The National Anthem protests caused a lot of controversy last season and hurt the NFL after President Trump launched an attack on players who disrespected the anthem. The NFL tried to sort out the issue for the new season but those plans don’t seem to be working.
The Dolphins’ Week 1 pre-season game took place on Thursday night.
During the national anthem Defensive End Robert Quinn stood with his fist raised. Wide receivers Albert Wilson and Kenny Stills took a knee. This was yet another sign that the players would continue to protest during the National Anthem.
Police Unions Take Their Stand
First it was President Trump calling on NFL fans to stop going to games and watching the NFL on TV. Now Police Unions have joined the protests and this isn’t good for the NFL and its ratings.
Rod Skirvin, Vice President of Broward County’s Police Benevolent Association (PBA) told the Miami Herald that the protests insulted the county’s police officers and US armed forces since several officers are ex-military. Skirvin stated that the police department will boycott the Dolphins and NFL as long as the protests continue.

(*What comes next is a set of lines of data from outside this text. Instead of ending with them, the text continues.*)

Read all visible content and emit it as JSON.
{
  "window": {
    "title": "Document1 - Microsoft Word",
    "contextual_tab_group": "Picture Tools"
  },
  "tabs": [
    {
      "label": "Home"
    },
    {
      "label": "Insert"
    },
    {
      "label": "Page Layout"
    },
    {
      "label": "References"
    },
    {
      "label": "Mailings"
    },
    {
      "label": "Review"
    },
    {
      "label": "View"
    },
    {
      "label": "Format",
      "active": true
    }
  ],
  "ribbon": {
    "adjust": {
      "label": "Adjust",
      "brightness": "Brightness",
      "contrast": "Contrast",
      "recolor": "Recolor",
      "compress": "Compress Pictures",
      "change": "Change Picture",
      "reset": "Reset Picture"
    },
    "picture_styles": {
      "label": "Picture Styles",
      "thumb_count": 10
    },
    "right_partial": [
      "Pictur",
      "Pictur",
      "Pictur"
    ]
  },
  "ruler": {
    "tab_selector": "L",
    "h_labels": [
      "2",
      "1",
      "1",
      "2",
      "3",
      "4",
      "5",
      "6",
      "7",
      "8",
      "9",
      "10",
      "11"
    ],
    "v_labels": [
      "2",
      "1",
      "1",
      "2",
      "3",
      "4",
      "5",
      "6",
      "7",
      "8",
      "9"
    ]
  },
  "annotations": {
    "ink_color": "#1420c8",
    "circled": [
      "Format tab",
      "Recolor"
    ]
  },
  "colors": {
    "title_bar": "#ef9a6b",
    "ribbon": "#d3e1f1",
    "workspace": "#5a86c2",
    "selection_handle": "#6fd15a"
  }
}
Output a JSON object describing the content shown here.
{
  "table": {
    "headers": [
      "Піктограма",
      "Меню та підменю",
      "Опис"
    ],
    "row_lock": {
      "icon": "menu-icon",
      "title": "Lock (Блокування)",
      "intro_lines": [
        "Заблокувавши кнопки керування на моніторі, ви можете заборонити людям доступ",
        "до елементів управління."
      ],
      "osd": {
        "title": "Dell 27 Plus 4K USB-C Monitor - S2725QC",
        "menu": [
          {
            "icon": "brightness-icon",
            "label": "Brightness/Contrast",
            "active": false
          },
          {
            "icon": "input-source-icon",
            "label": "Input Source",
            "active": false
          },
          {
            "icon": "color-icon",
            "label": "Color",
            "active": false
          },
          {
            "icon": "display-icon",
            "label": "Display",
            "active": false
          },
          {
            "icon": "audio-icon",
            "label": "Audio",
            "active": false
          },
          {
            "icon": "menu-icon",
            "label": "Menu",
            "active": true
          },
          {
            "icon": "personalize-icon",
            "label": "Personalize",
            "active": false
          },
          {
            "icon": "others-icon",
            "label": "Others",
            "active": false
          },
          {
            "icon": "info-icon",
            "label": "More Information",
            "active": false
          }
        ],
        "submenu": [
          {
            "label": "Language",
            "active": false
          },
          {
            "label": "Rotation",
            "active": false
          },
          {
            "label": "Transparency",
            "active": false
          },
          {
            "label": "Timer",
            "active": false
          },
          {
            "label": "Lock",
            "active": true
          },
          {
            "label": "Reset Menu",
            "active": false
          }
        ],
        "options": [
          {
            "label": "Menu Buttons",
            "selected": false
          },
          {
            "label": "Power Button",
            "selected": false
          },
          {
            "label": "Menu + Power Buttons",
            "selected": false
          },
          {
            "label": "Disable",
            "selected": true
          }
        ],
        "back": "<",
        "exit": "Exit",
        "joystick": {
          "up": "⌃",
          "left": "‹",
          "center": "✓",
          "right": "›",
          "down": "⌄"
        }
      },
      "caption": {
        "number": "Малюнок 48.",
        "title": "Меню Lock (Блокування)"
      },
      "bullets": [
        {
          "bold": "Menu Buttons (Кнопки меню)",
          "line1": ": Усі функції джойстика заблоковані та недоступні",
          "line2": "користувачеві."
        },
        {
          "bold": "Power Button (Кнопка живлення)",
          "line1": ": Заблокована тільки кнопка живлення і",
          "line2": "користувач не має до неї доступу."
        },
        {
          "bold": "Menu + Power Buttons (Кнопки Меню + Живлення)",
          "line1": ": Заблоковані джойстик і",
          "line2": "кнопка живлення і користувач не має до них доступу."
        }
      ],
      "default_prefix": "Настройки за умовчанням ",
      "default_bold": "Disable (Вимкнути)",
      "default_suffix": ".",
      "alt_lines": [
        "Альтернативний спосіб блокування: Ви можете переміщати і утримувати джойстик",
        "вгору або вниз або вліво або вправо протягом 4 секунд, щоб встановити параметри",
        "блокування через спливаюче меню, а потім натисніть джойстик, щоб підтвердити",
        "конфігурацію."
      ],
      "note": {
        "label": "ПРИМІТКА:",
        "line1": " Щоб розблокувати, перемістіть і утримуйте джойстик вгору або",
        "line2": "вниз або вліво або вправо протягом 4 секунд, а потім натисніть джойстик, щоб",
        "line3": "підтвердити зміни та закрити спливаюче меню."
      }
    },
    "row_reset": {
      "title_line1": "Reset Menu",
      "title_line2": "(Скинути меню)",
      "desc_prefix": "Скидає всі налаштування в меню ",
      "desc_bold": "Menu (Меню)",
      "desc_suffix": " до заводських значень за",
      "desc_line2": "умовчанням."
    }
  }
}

Broward County’s PBA encouraged its members through a Facebook post to boycott a partnership with the Dolphins that gave discounted tickets to members. The PBA argued the agreement was based on the stipulation that the Dolphins required all its players to stand during the national anthem. Palm Beach County’s PBA agreed with that idea.
NFL Players Not Protesting Against The Troops
NFL players who have taken a knee and protested during the anthem have tried to clear their air by saying they are not protesting against the troops but social injustice.
In a statement, Aaron Rodgers who plays for the Green Bay Packers said
I don’t know how many times we can say, as a player and as a group, how much we love and support and appreciate the troops, and the opportunities this country allows us.
The pro football league and NFL Players Association (NLFPA) are trying to hash out a policy regarding anthem protests prior to the season opener scheduled for Sept. 6. So far the two parties have not been able to reach a mutual agreement.